====== Material for the task ======
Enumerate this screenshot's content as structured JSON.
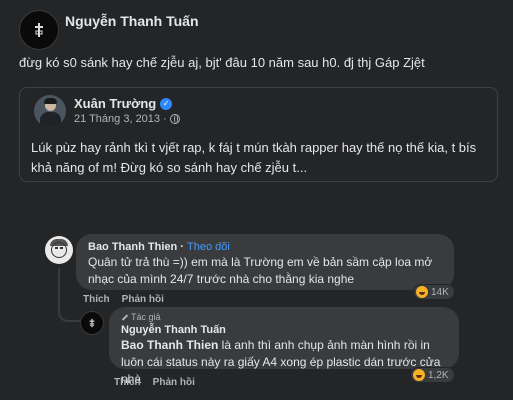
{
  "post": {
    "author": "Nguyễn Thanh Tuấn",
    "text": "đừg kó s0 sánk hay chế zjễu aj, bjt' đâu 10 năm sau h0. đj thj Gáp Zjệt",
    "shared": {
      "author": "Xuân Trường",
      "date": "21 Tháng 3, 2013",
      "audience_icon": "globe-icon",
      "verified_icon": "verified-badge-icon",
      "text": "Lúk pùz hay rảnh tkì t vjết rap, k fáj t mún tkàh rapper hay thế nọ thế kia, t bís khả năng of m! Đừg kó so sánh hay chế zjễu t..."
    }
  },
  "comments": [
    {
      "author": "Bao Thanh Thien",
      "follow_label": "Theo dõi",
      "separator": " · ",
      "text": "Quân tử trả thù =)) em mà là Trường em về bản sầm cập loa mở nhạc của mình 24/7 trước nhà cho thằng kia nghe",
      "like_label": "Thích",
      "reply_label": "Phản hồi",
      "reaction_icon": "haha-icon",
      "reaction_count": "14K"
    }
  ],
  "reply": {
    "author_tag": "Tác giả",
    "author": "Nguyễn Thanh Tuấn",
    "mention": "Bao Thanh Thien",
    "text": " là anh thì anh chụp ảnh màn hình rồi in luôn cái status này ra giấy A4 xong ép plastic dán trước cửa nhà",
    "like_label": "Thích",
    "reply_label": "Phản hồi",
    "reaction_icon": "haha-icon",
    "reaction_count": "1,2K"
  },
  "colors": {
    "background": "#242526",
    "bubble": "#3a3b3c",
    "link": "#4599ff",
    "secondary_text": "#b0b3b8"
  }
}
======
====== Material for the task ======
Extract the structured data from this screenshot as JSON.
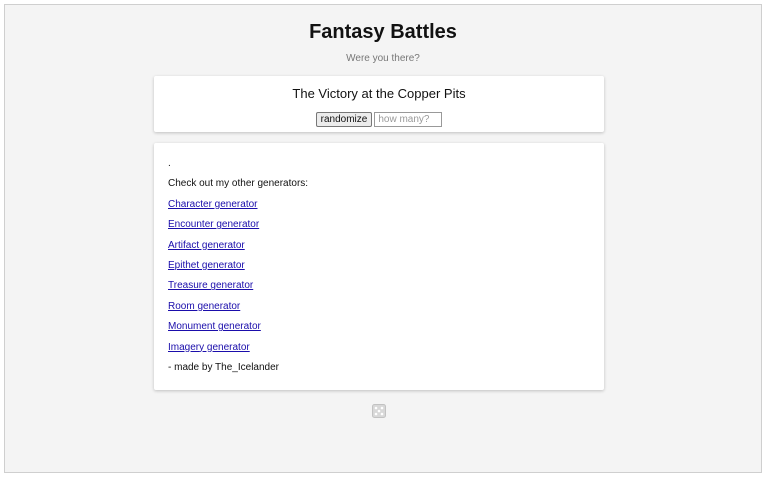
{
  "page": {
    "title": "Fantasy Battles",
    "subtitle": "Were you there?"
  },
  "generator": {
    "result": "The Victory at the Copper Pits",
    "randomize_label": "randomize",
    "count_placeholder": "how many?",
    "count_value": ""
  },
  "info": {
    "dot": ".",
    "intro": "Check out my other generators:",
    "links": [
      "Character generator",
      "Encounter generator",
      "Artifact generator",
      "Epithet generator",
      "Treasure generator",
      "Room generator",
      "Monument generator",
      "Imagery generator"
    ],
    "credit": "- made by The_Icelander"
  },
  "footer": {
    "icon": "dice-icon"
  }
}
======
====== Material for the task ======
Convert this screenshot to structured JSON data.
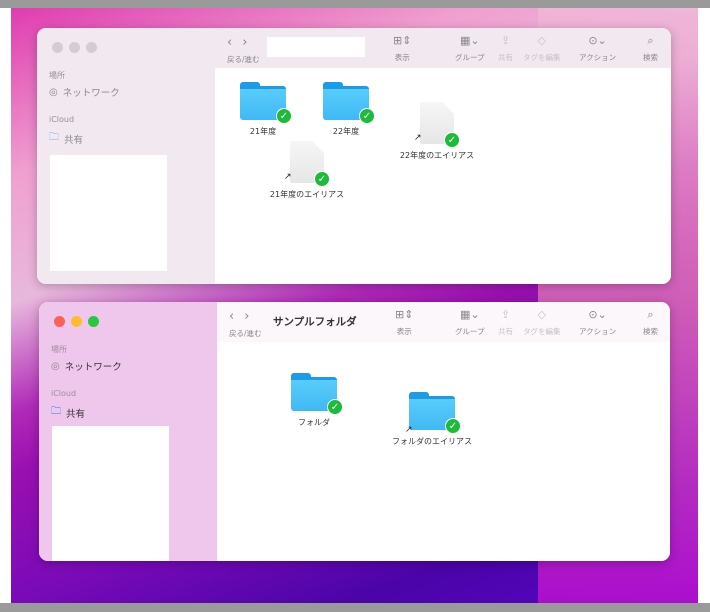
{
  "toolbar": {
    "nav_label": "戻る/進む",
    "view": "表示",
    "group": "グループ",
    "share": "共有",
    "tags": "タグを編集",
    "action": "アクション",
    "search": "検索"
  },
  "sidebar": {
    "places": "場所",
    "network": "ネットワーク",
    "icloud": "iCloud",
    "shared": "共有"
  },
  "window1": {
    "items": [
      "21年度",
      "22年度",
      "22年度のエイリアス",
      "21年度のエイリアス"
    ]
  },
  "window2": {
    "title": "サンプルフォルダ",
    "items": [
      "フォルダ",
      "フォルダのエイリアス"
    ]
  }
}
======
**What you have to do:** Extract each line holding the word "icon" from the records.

**Response to this task:**
      "audience_icon": "globe-icon",
      "verified_icon": "verified-badge-icon",
      "reaction_icon": "haha-icon",
    "reaction_icon": "haha-icon",
    "icon": "dice-icon"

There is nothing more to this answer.